|International Classification||G01N33/536, G01N33/58, G01N33/543, G01N33/551, G01N33/542|
|Cooperative Classification||Y10S436/80, Y10S436/824, Y10S436/808, Y10S436/825, G01N33/585|
|Dec 12, 1989||AS||Assignment|
Owner name: ABBOTT LABORATORIES, ILLINOIS
Free format text: ASSIGNMENT OF ASSIGNORS INTEREST.;ASSIGNORS:YOST, DAVID A.;RUSSELL, JOHN C.;YANG, HEECHUNG;REEL/FRAME:005178/0518
Effective date: 19870704
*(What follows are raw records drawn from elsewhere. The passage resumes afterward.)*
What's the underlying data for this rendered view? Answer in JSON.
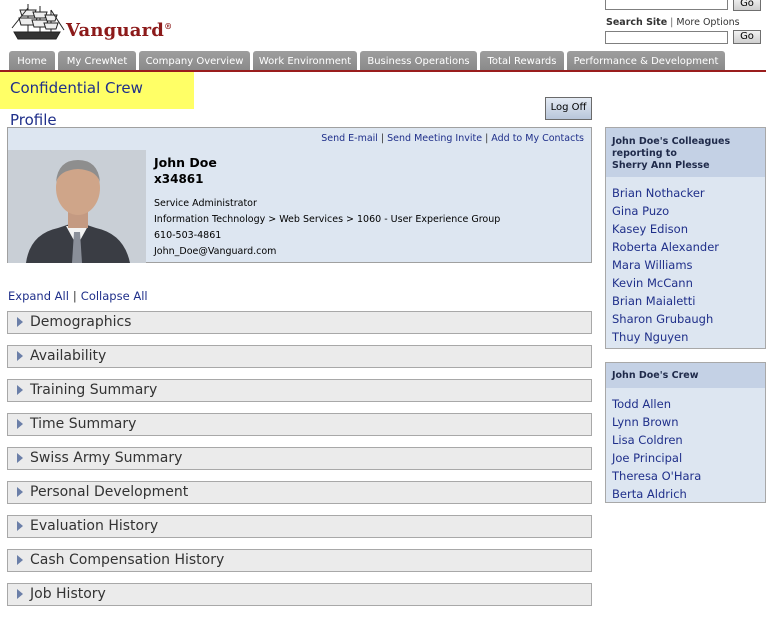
{
  "header": {
    "logo_text": "Vanguard",
    "logo_reg": "®",
    "go_top_label": "Go",
    "search_site_label": "Search Site",
    "more_options_label": "More Options",
    "go_bottom_label": "Go"
  },
  "nav": {
    "tabs": [
      {
        "label": "Home"
      },
      {
        "label": "My CrewNet"
      },
      {
        "label": "Company Overview"
      },
      {
        "label": "Work Environment"
      },
      {
        "label": "Business Operations"
      },
      {
        "label": "Total Rewards"
      },
      {
        "label": "Performance & Development"
      }
    ]
  },
  "page": {
    "title": "Confidential Crew Profile",
    "logoff_label": "Log Off"
  },
  "profile": {
    "actions": [
      "Send E-mail",
      "Send Meeting Invite",
      "Add to My Contacts"
    ],
    "name": "John Doe",
    "extension": "x34861",
    "job_title": "Service Administrator",
    "department": "Information Technology > Web Services > 1060 - User Experience Group",
    "phone": "610-503-4861",
    "email": "John_Doe@Vanguard.com"
  },
  "expand": {
    "expand_all": "Expand All",
    "collapse_all": "Collapse All"
  },
  "sections": [
    {
      "label": "Demographics"
    },
    {
      "label": "Availability"
    },
    {
      "label": "Training Summary"
    },
    {
      "label": "Time Summary"
    },
    {
      "label": "Swiss Army Summary"
    },
    {
      "label": "Personal Development"
    },
    {
      "label": "Evaluation History"
    },
    {
      "label": "Cash Compensation History"
    },
    {
      "label": "Job History"
    }
  ],
  "colleagues": {
    "heading_line1": "John Doe's Colleagues",
    "heading_line2": "reporting to",
    "heading_line3": "Sherry Ann Plesse",
    "names": [
      "Brian Nothacker",
      "Gina Puzo",
      "Kasey Edison",
      "Roberta Alexander",
      "Mara Williams",
      "Kevin McCann",
      "Brian Maialetti",
      "Sharon Grubaugh",
      "Thuy Nguyen"
    ]
  },
  "crew": {
    "heading": "John Doe's Crew",
    "names": [
      "Todd Allen",
      "Lynn Brown",
      "Lisa Coldren",
      "Joe Principal",
      "Theresa O'Hara",
      "Berta Aldrich"
    ]
  },
  "colors": {
    "nav_line": "#9a1d1d",
    "title_highlight": "#ffff66",
    "link": "#1f2f8a",
    "panel_bg": "#dde6f1"
  },
  "icons": {
    "section_arrow": "triangle-right-icon",
    "logo": "ship-icon"
  }
}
|Mar 31, 1992||CC||Certificate of correction|
|Feb 28, 1994||FPAY||Fee payment|
Year of fee payment: 4
|Feb 23, 1998||FPAY||Fee payment|
Year of fee payment: 8
|Dec 27, 2001||FPAY||Fee payment|
Year of fee payment: 12